**What this task involves**
Copy each line of the records that includes "пробы".

══ Record set ══

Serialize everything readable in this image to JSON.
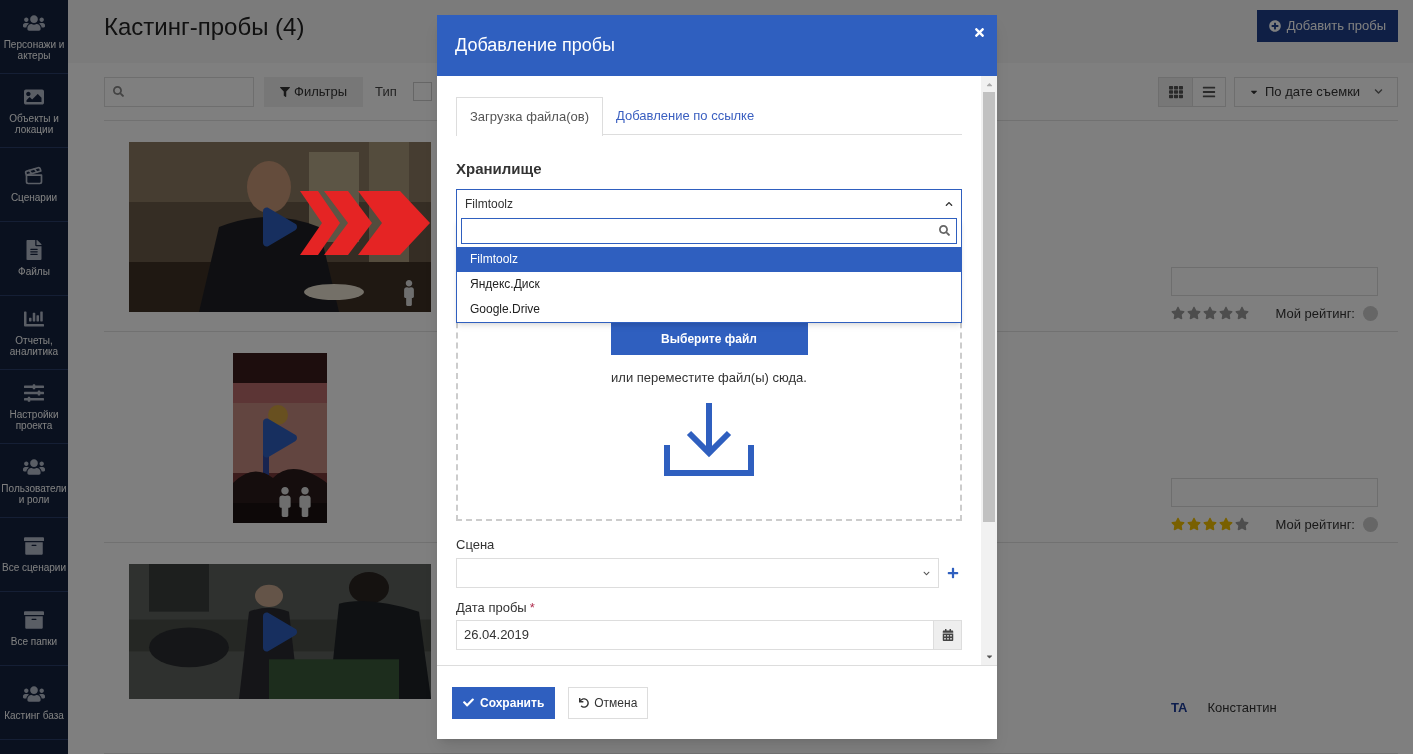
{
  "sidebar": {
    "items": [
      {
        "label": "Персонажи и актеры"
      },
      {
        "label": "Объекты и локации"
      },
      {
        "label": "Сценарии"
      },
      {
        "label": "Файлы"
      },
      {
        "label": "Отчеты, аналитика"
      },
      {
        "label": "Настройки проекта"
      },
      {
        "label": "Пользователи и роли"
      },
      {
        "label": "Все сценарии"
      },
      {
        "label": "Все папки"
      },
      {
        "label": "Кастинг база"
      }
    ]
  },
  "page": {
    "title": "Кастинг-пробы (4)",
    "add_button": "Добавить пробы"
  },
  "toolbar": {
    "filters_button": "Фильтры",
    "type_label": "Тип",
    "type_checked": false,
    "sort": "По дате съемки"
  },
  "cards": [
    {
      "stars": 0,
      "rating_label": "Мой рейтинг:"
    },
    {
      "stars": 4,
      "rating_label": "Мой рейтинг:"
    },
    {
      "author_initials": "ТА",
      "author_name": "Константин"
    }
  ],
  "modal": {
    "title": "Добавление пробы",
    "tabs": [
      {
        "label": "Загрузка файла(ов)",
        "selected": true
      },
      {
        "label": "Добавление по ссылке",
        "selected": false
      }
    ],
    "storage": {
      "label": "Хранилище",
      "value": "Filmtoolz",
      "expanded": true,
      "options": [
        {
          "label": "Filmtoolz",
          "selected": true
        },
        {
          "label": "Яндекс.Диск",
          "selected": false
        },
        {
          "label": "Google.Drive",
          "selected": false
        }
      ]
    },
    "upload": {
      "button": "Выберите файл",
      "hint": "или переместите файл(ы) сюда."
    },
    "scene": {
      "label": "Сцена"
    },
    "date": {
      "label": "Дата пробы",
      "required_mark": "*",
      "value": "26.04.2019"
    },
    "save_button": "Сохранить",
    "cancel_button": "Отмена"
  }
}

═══
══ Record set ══

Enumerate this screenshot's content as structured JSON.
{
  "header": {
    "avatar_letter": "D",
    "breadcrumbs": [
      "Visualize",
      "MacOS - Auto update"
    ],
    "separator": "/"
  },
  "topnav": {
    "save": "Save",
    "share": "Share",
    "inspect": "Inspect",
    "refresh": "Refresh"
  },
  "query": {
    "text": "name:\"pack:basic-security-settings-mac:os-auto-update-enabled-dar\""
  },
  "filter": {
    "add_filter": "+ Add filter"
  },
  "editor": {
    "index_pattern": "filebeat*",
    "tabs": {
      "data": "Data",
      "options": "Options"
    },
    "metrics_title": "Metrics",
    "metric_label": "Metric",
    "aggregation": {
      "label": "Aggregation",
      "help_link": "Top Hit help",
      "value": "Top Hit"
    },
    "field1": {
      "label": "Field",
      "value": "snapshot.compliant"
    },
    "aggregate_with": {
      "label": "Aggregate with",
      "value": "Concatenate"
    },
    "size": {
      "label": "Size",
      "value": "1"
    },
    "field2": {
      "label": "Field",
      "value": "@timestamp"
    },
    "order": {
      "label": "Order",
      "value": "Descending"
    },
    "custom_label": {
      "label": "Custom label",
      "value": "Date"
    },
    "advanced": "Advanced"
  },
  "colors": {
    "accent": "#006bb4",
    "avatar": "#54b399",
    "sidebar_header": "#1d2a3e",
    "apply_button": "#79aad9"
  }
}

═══
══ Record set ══

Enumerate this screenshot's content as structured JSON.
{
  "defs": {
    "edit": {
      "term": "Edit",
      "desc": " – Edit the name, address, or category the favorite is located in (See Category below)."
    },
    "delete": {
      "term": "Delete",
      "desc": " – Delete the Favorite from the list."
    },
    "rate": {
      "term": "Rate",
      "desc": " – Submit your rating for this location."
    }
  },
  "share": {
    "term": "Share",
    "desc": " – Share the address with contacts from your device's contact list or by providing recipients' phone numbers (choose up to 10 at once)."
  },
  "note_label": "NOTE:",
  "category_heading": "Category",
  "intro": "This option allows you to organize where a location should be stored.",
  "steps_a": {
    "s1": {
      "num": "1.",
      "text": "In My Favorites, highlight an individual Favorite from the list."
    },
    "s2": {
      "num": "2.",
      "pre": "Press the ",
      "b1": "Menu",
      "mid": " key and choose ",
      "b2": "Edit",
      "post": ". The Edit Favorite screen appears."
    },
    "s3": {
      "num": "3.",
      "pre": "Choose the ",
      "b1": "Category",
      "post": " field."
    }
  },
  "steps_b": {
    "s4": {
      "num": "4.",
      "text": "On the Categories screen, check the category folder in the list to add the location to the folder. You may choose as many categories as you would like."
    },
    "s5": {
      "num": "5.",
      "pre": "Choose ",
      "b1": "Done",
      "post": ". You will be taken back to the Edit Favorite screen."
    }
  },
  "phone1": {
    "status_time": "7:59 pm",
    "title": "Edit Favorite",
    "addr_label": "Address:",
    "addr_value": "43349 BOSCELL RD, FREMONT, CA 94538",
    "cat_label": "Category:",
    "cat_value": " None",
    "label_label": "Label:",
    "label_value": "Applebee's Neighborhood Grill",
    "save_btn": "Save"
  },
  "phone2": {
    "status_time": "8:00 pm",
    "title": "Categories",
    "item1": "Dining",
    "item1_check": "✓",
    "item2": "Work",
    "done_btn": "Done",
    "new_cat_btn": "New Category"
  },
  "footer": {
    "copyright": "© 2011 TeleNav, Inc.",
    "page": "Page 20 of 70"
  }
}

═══

**Solution to this problem**
    "title": "Кастинг-пробы (4)",
    "add_button": "Добавить пробы"
    "title": "Добавление пробы",
      "label": "Дата пробы",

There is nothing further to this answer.